So we know that a website should be built with spider-access in mind. We know that the spiders need to be able to navigate to every page, need to be able to read what’s there, and need to be able to understand the content. So far so good—but now what?

Once you’re sure you’re spider-friendly on site, the job moves off site.  It’s time to start spreading the word: “I’m here, and I want company!”  Off site search marketing is, at the surface level, much simpler to understand than all that on site stuff. It can really be broken down into two concepts, both of which can pretty neatly be described as Promotion.

  1. Link building. You know you need links. Everybody says so. Sites with lots of links rank better, sell more, and smell like lilacs. At the same time, you’ve probably heard that you don’t want any “bad” links. Well, okay, that sounds easy…..
  2. Reputation management. And this is something every business that ever existed (even back in the olden days before the Internets were discovered) should be doing from day one.

Link building is really easy to say, and very time-consuming and difficult to do. Sorry. It just is. Unfortunately, you still have to do it. In fact, done right,  you’ll need to do it, and then do it again, and then keep doing it for as long as you own a website. Sorry about that, too.  But it’s true.

First, you should do all the things that every SEO will tell you to do:  submit your URL to the one or two remaining (potentially) useful directories, ask your friends for links, trade a few, start a blog, write a few articles. Okay, but not nearly enough.

Link building should really be thought of as a web business philosophy and woven into virtually everything you and everybody around you does—every single day.
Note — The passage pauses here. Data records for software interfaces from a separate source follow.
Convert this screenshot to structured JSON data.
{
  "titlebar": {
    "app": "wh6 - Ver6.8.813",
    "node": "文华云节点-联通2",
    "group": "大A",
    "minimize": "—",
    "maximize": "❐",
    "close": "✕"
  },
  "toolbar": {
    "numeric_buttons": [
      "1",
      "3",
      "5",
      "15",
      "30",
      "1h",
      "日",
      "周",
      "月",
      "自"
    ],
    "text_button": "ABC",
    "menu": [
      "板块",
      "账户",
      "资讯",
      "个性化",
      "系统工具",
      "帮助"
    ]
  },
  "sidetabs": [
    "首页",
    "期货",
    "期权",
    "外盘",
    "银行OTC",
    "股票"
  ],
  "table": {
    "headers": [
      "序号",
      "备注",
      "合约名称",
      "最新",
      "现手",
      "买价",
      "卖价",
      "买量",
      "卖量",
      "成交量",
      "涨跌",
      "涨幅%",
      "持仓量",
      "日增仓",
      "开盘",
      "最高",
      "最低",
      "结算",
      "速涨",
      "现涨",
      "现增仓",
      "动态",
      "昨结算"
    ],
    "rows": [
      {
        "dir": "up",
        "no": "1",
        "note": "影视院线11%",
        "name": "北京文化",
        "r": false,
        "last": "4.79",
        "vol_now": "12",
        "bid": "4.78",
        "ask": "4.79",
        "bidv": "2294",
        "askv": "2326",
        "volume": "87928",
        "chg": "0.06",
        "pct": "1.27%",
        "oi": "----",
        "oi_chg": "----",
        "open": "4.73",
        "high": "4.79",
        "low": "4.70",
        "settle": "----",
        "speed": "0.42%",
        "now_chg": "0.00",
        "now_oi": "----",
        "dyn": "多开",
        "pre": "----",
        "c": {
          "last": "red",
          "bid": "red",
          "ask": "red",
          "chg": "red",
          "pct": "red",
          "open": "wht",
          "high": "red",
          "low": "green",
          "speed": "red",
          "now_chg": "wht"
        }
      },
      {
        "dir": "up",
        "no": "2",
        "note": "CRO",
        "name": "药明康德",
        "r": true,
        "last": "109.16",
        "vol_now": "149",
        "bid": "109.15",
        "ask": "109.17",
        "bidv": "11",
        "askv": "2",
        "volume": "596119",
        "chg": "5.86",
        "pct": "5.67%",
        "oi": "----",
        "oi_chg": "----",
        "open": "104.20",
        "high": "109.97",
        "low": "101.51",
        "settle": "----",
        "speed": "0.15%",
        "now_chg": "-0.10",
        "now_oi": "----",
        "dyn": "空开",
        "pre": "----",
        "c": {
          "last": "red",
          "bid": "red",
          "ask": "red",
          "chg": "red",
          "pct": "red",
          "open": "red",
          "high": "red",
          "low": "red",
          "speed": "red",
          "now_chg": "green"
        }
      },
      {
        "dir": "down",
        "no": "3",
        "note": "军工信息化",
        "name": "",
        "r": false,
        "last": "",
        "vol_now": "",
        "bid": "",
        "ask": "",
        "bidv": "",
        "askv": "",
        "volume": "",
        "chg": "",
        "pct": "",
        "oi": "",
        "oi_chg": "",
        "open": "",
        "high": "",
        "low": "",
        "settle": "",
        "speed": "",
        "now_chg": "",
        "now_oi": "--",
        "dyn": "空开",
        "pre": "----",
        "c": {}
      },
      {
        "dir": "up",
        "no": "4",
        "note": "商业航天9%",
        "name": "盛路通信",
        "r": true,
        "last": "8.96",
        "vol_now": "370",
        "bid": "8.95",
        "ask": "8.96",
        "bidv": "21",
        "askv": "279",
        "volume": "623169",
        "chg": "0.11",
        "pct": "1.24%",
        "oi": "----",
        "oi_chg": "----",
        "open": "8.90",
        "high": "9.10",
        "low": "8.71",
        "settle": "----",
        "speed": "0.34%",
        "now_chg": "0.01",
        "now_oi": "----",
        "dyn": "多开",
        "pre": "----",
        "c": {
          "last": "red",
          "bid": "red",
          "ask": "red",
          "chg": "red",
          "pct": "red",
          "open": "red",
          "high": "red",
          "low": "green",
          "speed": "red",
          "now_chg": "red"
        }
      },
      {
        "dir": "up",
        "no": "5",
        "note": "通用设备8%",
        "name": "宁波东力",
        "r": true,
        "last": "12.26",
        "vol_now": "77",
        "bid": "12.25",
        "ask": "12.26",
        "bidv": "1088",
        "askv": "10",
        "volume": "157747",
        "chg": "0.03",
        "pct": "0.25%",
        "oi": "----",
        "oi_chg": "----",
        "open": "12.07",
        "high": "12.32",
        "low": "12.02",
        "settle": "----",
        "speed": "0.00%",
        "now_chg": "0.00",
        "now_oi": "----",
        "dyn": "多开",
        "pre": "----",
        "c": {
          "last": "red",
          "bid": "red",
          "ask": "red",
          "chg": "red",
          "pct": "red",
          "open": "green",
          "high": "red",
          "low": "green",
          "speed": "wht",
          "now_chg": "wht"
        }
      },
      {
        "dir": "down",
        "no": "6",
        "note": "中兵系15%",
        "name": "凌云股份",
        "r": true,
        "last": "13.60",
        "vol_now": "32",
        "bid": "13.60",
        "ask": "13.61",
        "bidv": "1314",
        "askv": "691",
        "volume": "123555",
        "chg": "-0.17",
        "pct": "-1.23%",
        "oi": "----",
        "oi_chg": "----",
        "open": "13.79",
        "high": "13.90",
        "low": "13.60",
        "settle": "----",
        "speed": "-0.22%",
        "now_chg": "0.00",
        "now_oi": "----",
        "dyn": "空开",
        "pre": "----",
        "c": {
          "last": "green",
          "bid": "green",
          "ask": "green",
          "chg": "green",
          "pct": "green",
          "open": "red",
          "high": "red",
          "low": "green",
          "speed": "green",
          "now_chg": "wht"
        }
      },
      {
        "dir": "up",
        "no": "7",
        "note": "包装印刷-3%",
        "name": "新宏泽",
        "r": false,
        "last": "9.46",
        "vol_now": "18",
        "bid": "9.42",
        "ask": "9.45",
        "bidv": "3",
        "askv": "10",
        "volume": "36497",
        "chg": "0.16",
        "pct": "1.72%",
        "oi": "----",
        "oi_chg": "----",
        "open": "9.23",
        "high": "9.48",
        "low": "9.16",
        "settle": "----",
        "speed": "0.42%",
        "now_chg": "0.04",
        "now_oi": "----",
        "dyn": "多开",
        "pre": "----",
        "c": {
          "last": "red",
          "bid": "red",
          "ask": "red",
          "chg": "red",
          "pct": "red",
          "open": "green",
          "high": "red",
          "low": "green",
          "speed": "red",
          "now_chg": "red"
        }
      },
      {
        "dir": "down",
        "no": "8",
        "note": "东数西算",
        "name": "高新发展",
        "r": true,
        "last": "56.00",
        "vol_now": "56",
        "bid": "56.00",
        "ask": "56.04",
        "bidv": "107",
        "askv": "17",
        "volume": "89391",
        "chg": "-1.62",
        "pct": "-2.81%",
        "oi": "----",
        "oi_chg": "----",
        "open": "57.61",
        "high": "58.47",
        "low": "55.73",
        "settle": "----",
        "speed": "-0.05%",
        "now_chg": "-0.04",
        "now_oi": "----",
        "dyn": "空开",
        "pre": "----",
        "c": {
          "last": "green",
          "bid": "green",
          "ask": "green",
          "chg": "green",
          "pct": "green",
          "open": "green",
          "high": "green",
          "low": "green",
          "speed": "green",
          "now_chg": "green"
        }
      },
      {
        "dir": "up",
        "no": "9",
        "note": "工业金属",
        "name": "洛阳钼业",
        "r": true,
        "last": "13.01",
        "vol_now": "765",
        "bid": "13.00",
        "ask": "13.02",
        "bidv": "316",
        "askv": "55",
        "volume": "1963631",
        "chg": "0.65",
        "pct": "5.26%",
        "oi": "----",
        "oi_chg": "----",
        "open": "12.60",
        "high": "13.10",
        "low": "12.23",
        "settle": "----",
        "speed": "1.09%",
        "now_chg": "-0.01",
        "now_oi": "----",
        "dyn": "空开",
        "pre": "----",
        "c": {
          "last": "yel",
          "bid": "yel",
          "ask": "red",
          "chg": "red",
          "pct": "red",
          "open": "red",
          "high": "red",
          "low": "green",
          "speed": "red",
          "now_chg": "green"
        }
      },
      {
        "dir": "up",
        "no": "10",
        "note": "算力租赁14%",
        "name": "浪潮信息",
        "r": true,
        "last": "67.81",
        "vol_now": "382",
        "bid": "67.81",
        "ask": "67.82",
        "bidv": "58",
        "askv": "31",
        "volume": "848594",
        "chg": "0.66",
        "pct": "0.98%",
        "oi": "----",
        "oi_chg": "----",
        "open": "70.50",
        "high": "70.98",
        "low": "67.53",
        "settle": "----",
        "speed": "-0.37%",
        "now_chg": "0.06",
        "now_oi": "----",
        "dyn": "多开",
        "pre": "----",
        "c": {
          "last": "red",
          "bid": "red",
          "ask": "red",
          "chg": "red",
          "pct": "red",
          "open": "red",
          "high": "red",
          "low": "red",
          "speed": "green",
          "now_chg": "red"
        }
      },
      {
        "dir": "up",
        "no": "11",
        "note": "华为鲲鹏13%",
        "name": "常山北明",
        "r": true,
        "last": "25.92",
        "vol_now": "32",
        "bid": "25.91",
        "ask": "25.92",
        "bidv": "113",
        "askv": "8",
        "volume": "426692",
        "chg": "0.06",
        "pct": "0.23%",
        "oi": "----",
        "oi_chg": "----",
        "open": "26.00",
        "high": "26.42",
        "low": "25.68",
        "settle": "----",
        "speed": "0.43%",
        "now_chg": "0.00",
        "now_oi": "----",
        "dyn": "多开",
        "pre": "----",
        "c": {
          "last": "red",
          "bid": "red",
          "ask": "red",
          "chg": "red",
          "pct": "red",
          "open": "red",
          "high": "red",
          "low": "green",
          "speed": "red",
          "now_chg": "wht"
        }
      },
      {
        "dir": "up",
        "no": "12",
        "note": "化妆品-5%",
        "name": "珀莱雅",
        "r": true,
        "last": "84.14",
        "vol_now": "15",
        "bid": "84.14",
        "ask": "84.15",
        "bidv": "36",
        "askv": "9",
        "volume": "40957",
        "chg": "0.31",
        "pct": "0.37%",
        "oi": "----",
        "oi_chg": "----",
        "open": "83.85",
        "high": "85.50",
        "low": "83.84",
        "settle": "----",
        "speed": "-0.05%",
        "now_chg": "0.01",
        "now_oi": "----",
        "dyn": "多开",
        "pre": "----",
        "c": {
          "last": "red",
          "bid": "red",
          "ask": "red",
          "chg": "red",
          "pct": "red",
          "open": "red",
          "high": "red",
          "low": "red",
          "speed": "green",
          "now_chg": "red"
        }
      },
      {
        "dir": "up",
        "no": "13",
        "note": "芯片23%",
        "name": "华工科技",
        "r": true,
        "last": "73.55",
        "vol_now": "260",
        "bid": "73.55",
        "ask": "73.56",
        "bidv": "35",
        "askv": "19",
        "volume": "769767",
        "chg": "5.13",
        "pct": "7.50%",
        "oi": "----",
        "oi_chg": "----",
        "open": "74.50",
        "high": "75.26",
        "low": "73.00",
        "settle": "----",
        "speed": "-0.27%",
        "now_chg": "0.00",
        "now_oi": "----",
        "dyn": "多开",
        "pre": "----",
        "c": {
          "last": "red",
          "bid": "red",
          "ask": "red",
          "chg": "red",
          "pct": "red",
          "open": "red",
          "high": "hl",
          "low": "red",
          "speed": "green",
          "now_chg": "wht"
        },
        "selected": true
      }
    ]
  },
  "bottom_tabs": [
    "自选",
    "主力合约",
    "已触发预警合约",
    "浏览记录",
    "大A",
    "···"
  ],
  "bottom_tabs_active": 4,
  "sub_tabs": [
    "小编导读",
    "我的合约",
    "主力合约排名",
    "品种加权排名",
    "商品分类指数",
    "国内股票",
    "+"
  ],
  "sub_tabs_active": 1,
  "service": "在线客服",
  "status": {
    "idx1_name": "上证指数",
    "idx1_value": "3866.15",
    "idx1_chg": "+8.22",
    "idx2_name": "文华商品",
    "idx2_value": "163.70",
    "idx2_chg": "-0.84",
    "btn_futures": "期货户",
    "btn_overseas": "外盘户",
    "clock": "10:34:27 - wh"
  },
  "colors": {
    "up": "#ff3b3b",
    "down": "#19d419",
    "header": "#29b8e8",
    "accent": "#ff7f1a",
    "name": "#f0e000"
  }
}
That does not mean that you have send out thousands of spam emails asking for links every day, or that you need to spend lots of money getting low-value content written, or that you need to hire three interns just to post spammy comments in blogs. I means that you should think about the link potential of all your normal behaviors.

Do you use email? Put a link to your website in a signature that is automatically attached to every outgoing email from you and everyone else in your employ.

Do you belong to any industry-related organizations? Make sure you register with any of their forums and/or mail groups and/or other communities, and put a link to your website in your profile (and in the signature of your forum posts and comments, if allowed.)

Do you buy advertising? Don’t just put up a single-image ad, use images with quality link-text surrounding them.

Do you post classified notices for job recruitment, selling things, buying things, dating, or anything else? Why not add a link your website at the bottom of the notice? If the classified ad is in anyway relevant to your business so much the better, but even if it’s not, it cannot hurt.

Do you have any business relationships (vendors, suppliers, sales reps, syndicates, affiliates, service providers, etc.)? Exploit them. Bug them to put up a link until they either do it, or threaten you.

Do you do any traditional promotion? Press releases? Always make damn sure anything even remotely promotional contains a clear link in the attribution line, and you might even salt a text link or two into the body of the release.

Will you be adding any more content to the site? Well, you better think about it. And if your business has any connection at all to anything interesting, amusing, or useful you’ll be well-served to develop content specifically for “link bait,” that is, content so wonderful people all over the world will want to link to you. YouTube, games, apps, instructionals, free downloads, whatever.

I’d say your work is cut out for you. So enlist help. Get everybody on your team to Think Link. Get started the minute your site goes live and keep at it for a year or two and you will be amazed at how many links accrue. Tomorrow, we’ll talk about Reputation Management.

More on link building

What are external links and why do I need them?